Copy out each line of the entries below in which the string "tasks" appears.

(Excerpts from an interface dataset)
-- Opening Marker --
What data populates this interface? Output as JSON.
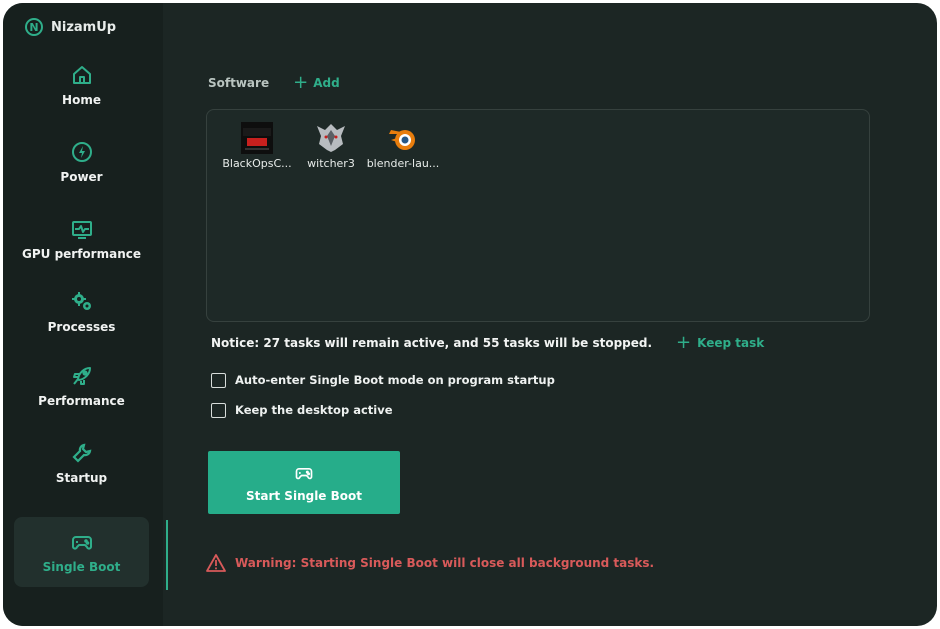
{
  "app": {
    "name": "NizamUp",
    "logo_letter": "N"
  },
  "sidebar": {
    "items": [
      {
        "label": "Home",
        "icon": "home-icon",
        "active": false
      },
      {
        "label": "Power",
        "icon": "power-icon",
        "active": false
      },
      {
        "label": "GPU performance",
        "icon": "gpu-monitor-icon",
        "active": false
      },
      {
        "label": "Processes",
        "icon": "gears-icon",
        "active": false
      },
      {
        "label": "Performance",
        "icon": "rocket-icon",
        "active": false
      },
      {
        "label": "Startup",
        "icon": "wrench-icon",
        "active": false
      },
      {
        "label": "Single Boot",
        "icon": "gamepad-icon",
        "active": true
      }
    ]
  },
  "software": {
    "title": "Software",
    "add_label": "Add",
    "apps": [
      {
        "name": "BlackOpsC...",
        "icon": "black-ops-icon"
      },
      {
        "name": "witcher3",
        "icon": "witcher-wolf-icon"
      },
      {
        "name": "blender-lau...",
        "icon": "blender-icon"
      }
    ]
  },
  "notice": {
    "text": "Notice: 27 tasks will remain active, and 55 tasks will be stopped.",
    "keep_label": "Keep task"
  },
  "options": [
    {
      "label": "Auto-enter Single Boot mode on program startup",
      "checked": false
    },
    {
      "label": "Keep the desktop active",
      "checked": false
    }
  ],
  "start_button": {
    "label": "Start Single Boot",
    "icon": "gamepad-icon"
  },
  "warning": {
    "text": "Warning: Starting Single Boot will close all background tasks.",
    "icon": "warning-triangle-icon"
  },
  "colors": {
    "accent": "#2fae8a",
    "warning": "#d85a5a",
    "background": "#1c2624",
    "sidebar": "#17201e"
  }
}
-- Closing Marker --
◆ **Response below**
    "text": "Notice: 27 tasks will remain active, and 55 tasks will be stopped.",
    "text": "Warning: Starting Single Boot will close all background tasks.",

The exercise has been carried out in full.